All the talk right now is about beefy multi-GPU cards, with AMD’s HD 6990 blowing away the opposition and Nvidia strongly rumoured to be launching a rival. Under the cover of that expensive hardware battle, however, Nvidia has quietly launched a new mid-range card, the GeForce GTX 550 Ti.
As is often the case with Nividia’s mainstream cards, it’s a reworking of an older model - in this case the GTS 450 - and the updates are minor. It still boasts 1.17 billion transistors across its 40nm, 238mm2 die, but the base clock of 783MHz has been boosted to 900MHz – the highest stock speed of any current Nvidia card – and its shaders are clocked at 1,800MHz instead of 1,566MHz. There’s still 1GB of GDDR5 memory, but that’s been enhanced from 3,608MHz to 4,104MHz.
We were keen to see whether these tweaks would be enough, since there’s plenty of competition in this lucrative mainstream area.
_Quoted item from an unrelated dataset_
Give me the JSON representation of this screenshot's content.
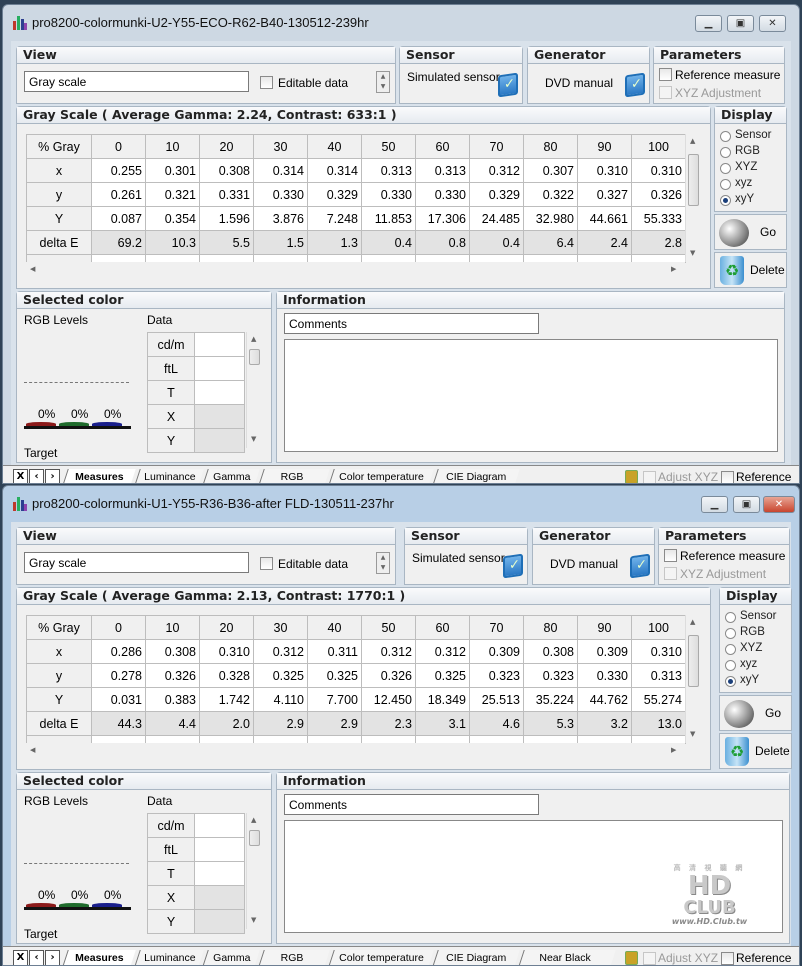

While the GTX 550 Ti costs around $230, the award-winning GTX 460 768MB can be had for around $30 more, while the vanilla GTS 450 itself now costs around $120. This new card sits directly between the two, so we were keen to see the effects of those clock tweaks.
Results were mixed. The GTX 550 Ti scored a healthy 39fps in our 1,920 x 1,080 High quality Crysis benchmark – 6fps quicker than the cheaper GTS 450 – and this dropped to 23fps when we upped the quality to Very High. That’s 4fps slower than the GTX 460, so performance is between the two, as expected.
There’s a decent amount of overclocking headroom, but we’re not convinced of its efficiency. We tested a Zotac model with the core and shader clocks boosted to 1,000MHz and 2,000MHz respectively, but saw a tiny 2fps improvement in our Very High quality Crysis benchmark. There was marginal gain in Just Cause 2: an average of 33fps in our 1,920 x 1,080 Very High quality test (with 8x anti-aliasing) improved by just 3fps to 36fps with the hefty overclock applied.
There was little to choose between the GTX 550 Ti and the GTX 460 in our thermal tests. The newer card proved slightly more efficient, drawing 107W from our idle test rig and 271W when we stress-tested the GPU, compared with 127W and 273W from the GTX 460. The GTX 460 dissipates heat better, though: it peaked at just 68 degrees, compared with a maximum temperature of 82 degrees from the GTX 550 Ti.
Both cards will fit into all but the smallest of cases, and have a single six-pin power connector. Both also come with double-height coolers – we suspect that the GPUs are slightly too powerful to be cooled by a single-height heatsink.
The prices are similar, too, so the buying decision comes entirely down to your budget. If it’s tight, by all means go for the GTX 550 Ti – it’s a capable performer at a reasonable price, even if it’s little more than a slight tweak and a rebadging job. But every £10 you spend at this level gets you a few more frames on the latest games, so unless you’re really battling with your bank manager we’d push a little further and go for the GTX 460.
This article originally appeared at pcpro.co.uk